MAKING THE FALL-FRONT1 Outlining the lock faceplate

Open the fall-front to its down posi­tion and place the lock face down on the top frame piece so the key shaft will be centered between the sides; the lock should also be flush with the top edge of the panel. If the key shaft is off-center, as is the case with the lock shown, you will need to use a tape measure and a try square to mark the middle of the fall-front and align the key shaft with it (left). Drill the hole for the key shaft and insert the shaft through the hole. Once the lock is properly positioned, trace the outline of the lock faceplate, then extend the lines onto the top edge of the fall-front.




Routing the lock mortise

Start by using a chisel to cut a shallow mortise for the faceplate lip in the top edge of the fall-front. Next, install a straight bit in your router, set the cutting depth to the face­plate thickness, and cut a mortise within the marked outline. Use the chisel to square the corners and pare to the line. To cut the mortise for the lock housing, measure the distance between the edges of the faceplate and the housing, and trans­fer your measurement to the mortise. Then use a carving gouge to cut the final mortise (above). Test-fit the lock in the cavity and use the chisel or gouge to deepen or widen any of the mortises, if necessary. Finally, screw the lock in place.

Installing the strike plate

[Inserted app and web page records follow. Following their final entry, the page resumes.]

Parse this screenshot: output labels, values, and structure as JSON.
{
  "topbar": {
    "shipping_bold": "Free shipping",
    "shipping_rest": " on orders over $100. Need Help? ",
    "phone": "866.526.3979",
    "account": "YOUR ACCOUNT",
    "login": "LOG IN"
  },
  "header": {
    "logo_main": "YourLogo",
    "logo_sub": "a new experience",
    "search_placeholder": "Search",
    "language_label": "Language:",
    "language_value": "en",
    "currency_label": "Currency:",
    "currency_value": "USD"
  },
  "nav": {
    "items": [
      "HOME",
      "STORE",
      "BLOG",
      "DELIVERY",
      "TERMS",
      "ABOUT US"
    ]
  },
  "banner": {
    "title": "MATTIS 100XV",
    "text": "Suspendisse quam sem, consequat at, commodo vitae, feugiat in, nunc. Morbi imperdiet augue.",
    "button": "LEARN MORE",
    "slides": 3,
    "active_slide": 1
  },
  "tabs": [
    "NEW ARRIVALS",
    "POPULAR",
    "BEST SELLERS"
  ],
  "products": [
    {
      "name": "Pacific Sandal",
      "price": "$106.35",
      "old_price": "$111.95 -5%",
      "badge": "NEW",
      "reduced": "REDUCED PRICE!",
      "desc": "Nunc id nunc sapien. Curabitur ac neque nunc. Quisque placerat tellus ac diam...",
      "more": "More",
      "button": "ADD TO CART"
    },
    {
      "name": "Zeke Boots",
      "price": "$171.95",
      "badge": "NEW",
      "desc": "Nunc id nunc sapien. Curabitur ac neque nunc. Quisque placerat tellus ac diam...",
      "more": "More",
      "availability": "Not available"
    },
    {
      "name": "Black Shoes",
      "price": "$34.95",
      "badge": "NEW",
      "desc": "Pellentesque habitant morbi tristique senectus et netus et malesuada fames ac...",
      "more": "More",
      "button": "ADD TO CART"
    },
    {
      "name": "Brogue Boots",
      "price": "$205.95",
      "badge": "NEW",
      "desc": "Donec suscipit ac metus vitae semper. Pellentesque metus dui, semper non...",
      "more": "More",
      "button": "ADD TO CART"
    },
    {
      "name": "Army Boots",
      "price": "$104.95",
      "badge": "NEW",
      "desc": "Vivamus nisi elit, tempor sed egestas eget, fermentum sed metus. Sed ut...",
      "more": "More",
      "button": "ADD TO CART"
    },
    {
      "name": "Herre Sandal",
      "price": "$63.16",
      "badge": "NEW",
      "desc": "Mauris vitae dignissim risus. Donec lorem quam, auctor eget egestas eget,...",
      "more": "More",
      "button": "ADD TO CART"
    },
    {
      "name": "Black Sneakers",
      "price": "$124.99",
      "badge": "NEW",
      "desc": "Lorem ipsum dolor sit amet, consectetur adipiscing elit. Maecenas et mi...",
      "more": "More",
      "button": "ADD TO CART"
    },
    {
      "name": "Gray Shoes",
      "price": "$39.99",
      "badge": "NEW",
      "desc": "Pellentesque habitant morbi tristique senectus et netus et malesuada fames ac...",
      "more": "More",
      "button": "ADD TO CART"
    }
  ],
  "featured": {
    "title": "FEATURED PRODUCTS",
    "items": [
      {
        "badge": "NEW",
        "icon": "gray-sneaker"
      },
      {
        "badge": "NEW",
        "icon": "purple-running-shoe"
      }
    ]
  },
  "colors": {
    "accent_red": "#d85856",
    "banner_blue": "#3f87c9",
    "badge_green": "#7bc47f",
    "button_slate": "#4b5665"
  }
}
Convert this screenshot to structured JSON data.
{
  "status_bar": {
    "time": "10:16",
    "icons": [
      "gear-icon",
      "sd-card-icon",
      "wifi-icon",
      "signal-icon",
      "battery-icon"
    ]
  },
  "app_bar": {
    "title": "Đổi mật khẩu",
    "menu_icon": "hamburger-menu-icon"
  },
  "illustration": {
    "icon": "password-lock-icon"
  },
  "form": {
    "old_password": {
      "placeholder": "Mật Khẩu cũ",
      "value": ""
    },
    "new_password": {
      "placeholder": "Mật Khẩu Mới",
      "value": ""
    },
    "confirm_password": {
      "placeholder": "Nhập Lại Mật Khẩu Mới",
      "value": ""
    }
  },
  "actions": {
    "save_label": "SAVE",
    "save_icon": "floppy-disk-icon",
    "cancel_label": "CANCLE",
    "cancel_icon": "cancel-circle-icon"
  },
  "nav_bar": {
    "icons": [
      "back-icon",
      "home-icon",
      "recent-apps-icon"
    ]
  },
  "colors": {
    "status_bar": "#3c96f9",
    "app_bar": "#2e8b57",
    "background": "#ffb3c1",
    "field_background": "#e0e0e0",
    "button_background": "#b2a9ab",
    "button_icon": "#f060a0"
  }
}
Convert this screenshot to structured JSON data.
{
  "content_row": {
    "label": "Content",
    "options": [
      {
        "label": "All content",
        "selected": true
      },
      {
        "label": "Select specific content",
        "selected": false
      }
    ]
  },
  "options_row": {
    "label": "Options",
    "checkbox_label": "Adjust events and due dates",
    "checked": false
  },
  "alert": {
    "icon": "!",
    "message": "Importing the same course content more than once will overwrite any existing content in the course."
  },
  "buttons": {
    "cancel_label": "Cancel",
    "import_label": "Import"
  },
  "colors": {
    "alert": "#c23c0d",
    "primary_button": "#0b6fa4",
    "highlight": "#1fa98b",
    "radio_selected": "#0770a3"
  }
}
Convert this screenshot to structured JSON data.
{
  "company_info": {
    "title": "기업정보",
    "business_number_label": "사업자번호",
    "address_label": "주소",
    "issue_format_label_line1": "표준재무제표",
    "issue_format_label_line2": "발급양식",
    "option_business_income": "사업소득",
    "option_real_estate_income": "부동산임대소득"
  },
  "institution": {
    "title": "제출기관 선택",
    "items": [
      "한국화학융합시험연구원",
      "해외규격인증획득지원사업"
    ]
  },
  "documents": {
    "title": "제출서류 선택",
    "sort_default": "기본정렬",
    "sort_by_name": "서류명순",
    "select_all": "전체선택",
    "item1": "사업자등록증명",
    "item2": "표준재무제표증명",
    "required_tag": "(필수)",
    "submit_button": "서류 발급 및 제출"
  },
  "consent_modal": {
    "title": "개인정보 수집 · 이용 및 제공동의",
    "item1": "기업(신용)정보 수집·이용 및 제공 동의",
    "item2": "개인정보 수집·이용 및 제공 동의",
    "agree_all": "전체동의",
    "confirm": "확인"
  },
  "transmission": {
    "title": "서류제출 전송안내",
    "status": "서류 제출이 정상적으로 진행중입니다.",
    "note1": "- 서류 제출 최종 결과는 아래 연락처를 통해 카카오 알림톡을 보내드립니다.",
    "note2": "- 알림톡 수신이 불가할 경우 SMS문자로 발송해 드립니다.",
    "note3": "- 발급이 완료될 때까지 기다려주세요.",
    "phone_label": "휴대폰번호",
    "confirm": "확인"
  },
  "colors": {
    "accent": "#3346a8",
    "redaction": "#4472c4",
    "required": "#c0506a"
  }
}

Fit the key into the lock. To locate the strike plate for the bolt, turn the key to extend the bolt and use a pencil to coat the end of the bolt with graphite. Retract the bolt and swing the fall-front to the closed position. Extend the bolt against the underside of the carcase top to mark its location. Also extend the bolt against the edge of the top panel and mark its sides on the top (above). Position the strike plate on the carcase top, centering its opening on the pencil marks. Outline the plate, then cut a shallow recess for it and a deeper mortise for the bolt. Finally, mark the plate’s screw holes, bore a pilot hole at each mark, and fasten the plate in position.

MAKING THE FALL-FRONTThe bottom of the secretary’s desk unit sits on a base supported by bracket feet at each corner. The bottom edges of the carcase are concealed by molding, which is attached to the base, but not glued to the carcase. This allows the panels of the desk unit to move with changes in humidity with­out damaging the molding.
















1 Routing the molding

Подпись: FeatherboardПодпись: Roman ogeeMAKING THE FALL-FRONTCut a board longer and wider than you will need for the three pieces of molding. Install a Roman ogee bit (inset) in your router and mount the tool in a table. Align the bit’s pilot bearing with the fence and adjust the cutting height to leave a flat lip no more than % inch thick on the edge of the stock above the molding. Mount two featherboards on the fence and one on the table to secure the workpiece. (In this illustration, the featherboard on the out – feed side of the fence has been removed for clarity.) Turn on the tool and feed the stock (right). To complete the pass, move to the outfeed side of the table and pull the stock through the end of the cut. Make several passes, increasing the width of cut ‘/a inch at a time. Rip the molding strips from the board on your table saw, then cut them to length, mitering both ends of the front piece and the front end of the side pieces.


MAKING THE FALL-FRONT Gluing up the base

Cut the rails of the molding frame and molding base to length, mitering both ends of the front pieces and the front end of the side pieces; omit the back rail for the base. Join the corners of the frames with plate joints (page 109) and clamp them as you did the dust frames (page 112). Next, glue the molding base to the under­side of the frame so the sides of the base extend beyond the frame by about 1 inch. Then cut the bracket feet on your band saw. Spread glue on the contacting surfaces between the molding pieces, the bracket feet, and the molding base, then fit the pieces together and clamp the assembly, protecting the stock with wood pads (left). Once the adhesive has cured, remove the clamps and attach the base to the desk unit by screwing the molding frame to the carcase through elongated screw holes.

Updated: March 19, 2016 — 12:52 am